Swing Management 101
How to find your flaw and fix it right away
There are countless possible flaws in the golf swing that can lead to an endless variety of bad shots. However, in my 14 years of teaching golf, there are a few recurring swing flaws that afflict both amateurs and touring professionals alike. These flaws lead to a series of negative chain reactions during the swing and eventually wreak havoc on one’s ability to make a repetitive and powerful golf swing. Let’s take a look at some of the more common (but frequently overlooked) flaws that may have already crept into your golf swing, using my simple spot-and-fix techniques. With a few minor adjustments here and there, these flaws can be eliminated from your swing for good.
Club taken back too far inside results in a blocked shot
Wow, have I seen this one a few times! Anytime the club is taken back too inside the target line, it’s darn near certain the golf ball isn’t going to fly straight. Not only will you likely block the ball to the right, but the upper body will rotate too much, and the lower body will never catch up. Therefore, when it’s time to unwind on the forwardswing, the lower body will be so far ahead of the upper body that it becomes virtually impossible to swing along the target line. Some golfers get away with pulling the club inside the target line and hitting blocked shots by simply aiming farther left. Though that sometimes works, a blocked shot is far less powerful than one hit down the line.
Take the club back along target line for as long as possible

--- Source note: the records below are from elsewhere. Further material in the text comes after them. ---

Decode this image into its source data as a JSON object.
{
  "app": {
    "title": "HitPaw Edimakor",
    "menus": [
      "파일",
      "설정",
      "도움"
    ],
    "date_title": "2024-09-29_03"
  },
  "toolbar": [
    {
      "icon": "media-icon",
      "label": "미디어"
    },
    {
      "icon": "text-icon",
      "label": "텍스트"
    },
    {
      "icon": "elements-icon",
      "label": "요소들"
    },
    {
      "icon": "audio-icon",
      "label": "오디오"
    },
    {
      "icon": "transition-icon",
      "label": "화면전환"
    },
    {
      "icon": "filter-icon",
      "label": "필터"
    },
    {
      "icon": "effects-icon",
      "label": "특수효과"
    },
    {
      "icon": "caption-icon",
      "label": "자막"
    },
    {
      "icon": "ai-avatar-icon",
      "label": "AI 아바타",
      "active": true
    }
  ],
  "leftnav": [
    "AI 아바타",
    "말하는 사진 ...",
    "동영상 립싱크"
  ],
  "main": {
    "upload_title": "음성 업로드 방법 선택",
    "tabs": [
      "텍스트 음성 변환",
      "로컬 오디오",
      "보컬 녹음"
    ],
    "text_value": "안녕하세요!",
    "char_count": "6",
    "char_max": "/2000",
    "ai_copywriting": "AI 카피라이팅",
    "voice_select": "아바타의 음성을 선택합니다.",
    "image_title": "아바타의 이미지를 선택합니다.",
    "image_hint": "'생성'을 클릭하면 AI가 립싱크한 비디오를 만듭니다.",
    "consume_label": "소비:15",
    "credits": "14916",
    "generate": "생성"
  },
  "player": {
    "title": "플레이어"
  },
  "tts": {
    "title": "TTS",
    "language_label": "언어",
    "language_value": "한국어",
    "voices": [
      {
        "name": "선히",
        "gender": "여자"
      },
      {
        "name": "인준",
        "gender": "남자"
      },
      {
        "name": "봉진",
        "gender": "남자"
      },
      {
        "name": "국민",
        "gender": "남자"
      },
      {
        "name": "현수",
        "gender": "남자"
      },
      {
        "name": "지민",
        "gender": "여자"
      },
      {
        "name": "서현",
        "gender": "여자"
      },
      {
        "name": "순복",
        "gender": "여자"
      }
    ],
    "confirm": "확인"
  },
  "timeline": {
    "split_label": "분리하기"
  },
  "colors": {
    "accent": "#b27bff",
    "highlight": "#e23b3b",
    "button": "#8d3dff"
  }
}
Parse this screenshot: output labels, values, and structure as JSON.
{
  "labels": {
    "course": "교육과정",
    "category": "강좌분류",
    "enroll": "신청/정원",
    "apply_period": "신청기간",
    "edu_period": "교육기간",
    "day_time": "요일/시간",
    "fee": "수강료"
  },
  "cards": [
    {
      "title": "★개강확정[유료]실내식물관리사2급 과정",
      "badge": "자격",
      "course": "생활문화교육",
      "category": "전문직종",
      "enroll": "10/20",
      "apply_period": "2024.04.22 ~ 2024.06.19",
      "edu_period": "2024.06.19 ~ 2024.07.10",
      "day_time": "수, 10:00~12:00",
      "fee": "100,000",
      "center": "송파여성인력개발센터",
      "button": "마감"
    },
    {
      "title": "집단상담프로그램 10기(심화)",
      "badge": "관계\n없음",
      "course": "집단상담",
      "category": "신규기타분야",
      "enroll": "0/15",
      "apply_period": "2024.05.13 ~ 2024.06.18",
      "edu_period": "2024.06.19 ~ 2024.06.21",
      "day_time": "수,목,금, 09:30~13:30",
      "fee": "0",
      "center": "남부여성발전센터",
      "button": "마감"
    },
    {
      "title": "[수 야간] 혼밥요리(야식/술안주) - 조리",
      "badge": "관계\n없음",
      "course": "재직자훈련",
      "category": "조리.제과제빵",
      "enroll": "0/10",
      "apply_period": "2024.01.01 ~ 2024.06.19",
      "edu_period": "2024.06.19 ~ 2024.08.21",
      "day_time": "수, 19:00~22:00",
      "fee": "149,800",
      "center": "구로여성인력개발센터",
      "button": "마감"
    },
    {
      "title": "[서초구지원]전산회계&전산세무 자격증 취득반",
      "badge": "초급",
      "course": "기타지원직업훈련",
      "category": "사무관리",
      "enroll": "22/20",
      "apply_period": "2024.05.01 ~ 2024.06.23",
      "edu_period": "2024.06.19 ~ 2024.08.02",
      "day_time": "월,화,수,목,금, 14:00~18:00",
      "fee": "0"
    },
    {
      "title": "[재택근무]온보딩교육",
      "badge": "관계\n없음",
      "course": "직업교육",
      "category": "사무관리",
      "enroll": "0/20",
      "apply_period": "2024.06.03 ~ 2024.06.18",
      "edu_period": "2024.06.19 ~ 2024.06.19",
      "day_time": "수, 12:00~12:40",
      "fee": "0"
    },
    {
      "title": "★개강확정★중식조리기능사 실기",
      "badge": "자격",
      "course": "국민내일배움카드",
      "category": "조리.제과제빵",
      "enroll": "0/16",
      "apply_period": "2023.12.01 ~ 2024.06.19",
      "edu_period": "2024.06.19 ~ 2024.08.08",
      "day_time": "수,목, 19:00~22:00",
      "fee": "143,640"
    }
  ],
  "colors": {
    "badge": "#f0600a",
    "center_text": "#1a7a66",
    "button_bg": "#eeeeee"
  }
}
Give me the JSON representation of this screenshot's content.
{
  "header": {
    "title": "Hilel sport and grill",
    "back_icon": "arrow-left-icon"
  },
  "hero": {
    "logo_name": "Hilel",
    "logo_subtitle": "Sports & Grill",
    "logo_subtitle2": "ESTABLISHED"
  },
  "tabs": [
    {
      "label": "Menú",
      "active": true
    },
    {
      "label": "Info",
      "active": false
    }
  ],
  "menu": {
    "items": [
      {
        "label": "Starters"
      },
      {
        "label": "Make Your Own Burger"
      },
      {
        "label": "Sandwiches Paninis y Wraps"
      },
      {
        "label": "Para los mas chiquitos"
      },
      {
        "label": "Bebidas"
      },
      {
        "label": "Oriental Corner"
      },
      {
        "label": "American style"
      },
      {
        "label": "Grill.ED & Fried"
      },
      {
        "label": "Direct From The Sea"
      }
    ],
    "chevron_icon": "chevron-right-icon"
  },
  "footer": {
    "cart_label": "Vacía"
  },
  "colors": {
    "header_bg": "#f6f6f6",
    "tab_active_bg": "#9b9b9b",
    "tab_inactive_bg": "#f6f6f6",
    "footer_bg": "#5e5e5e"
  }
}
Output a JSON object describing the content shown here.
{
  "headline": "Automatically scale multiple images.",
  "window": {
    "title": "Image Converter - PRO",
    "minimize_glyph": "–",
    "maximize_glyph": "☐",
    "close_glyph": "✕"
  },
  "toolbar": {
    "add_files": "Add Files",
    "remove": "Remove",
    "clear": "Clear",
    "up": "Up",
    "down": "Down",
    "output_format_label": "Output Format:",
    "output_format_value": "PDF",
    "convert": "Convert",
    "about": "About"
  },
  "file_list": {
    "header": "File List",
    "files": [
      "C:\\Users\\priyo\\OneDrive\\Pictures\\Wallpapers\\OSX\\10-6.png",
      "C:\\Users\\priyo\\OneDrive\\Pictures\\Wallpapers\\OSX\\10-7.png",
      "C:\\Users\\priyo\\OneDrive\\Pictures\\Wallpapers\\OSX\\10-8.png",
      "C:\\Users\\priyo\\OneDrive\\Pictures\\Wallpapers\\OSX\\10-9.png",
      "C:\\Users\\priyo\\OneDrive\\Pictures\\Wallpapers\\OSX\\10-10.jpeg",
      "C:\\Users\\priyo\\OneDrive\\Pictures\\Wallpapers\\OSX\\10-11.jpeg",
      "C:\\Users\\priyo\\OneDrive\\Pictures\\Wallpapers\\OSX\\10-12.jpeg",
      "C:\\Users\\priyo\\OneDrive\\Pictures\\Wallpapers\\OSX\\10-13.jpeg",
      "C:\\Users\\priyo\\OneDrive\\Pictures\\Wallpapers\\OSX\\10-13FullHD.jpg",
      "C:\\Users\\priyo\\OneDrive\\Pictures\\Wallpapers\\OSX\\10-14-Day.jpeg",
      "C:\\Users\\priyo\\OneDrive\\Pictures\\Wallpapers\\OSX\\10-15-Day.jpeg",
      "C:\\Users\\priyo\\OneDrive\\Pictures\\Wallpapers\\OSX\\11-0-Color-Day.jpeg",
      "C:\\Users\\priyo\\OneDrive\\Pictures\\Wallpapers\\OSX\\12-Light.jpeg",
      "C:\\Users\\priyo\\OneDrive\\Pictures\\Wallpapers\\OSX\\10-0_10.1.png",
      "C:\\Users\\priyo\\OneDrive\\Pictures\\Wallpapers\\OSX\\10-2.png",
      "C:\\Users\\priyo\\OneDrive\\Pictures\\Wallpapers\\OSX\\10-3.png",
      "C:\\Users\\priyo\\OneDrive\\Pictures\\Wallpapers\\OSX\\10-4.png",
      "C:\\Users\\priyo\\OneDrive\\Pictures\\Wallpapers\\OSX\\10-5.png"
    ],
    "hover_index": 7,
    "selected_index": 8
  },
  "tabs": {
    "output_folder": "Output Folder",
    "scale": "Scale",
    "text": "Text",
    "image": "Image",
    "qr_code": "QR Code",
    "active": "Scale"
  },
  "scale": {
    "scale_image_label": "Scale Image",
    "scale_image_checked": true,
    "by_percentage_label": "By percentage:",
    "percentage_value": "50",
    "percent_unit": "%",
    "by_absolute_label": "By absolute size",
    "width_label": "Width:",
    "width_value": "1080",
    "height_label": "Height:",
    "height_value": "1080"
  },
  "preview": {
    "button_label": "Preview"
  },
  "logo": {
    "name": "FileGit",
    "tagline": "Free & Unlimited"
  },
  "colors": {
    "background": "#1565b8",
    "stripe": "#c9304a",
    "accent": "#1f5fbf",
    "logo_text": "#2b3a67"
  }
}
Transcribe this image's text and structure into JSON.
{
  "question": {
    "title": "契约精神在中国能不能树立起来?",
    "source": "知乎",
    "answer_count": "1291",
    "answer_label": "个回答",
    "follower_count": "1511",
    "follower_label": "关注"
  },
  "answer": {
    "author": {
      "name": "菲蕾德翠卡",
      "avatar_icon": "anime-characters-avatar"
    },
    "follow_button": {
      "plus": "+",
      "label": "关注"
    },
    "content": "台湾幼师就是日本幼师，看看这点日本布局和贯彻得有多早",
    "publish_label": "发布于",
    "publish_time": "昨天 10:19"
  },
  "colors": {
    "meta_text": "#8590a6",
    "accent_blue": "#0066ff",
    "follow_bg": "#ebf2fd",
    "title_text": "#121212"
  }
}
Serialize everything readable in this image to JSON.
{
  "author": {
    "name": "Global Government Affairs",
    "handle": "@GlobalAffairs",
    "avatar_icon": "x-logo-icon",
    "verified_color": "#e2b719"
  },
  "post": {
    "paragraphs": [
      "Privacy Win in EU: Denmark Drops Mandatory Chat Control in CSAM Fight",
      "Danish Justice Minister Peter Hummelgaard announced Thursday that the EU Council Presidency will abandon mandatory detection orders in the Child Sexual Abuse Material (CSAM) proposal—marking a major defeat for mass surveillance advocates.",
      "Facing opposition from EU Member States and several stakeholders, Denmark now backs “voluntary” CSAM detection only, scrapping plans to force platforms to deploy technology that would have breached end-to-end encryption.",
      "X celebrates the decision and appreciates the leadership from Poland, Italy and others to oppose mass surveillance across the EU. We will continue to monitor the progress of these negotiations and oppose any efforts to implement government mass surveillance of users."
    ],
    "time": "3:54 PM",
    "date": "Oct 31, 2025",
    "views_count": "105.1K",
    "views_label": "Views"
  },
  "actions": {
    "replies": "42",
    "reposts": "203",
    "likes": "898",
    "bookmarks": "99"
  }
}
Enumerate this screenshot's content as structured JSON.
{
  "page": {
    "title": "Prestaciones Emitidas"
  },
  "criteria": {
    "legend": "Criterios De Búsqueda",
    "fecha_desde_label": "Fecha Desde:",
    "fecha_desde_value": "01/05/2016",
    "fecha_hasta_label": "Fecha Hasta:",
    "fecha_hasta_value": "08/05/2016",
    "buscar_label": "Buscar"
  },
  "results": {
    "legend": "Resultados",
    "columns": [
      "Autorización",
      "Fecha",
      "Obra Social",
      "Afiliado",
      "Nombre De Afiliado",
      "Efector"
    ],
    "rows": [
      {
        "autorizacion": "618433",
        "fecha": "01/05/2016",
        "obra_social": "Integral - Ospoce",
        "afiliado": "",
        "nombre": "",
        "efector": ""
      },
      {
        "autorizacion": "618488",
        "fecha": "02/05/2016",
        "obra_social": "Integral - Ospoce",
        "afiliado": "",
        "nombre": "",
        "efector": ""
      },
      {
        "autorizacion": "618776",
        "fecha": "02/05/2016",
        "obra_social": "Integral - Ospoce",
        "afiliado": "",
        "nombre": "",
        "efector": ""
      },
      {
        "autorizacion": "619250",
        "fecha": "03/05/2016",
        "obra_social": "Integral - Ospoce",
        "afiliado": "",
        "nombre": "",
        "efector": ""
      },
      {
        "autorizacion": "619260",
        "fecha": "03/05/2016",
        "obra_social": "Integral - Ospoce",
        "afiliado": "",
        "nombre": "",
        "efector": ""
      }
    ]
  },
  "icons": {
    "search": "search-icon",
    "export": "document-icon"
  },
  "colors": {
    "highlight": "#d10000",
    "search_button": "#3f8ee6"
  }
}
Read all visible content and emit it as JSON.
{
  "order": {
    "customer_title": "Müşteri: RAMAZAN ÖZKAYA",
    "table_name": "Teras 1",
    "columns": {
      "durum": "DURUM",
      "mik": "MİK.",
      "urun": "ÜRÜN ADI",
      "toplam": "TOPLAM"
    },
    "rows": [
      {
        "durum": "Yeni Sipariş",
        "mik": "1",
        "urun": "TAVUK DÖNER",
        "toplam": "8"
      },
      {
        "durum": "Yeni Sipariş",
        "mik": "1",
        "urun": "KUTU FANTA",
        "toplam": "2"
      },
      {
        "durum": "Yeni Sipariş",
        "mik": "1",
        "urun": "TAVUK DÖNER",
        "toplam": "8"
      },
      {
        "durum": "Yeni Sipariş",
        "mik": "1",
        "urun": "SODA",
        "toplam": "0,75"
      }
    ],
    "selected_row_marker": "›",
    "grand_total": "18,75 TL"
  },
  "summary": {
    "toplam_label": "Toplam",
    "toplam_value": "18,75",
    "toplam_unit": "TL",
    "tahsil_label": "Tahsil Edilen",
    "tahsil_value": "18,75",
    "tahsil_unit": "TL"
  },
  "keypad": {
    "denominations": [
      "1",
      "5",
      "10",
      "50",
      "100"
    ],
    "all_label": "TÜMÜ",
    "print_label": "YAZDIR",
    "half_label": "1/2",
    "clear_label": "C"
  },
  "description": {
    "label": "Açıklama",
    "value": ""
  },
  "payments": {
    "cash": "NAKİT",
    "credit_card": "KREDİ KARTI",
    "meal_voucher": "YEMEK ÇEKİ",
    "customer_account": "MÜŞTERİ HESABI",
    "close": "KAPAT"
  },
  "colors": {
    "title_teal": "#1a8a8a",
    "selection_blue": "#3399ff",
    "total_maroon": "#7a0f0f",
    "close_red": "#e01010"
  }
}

In this photo, I’ve taken the club back along the target line for as long as possible while still staying on plane. If I continue lifting the club straight up, I’ll lose my spine angle and my weight shift will suffer. Instead, once the club starts lifting off the ground, I’ll allow my body to rotate away from the ball. In this photo, as the club reaches waist high, you can see my shoulders have already begun turning, my lower body is stable, my knees remain flexed and the clubhead bisects both my forearms. Truth is, since the swing is both round and at an angle, it’s impossible to take the club straight back and through. But, in the first few inches, it’s a must-do to eliminate blocked shots.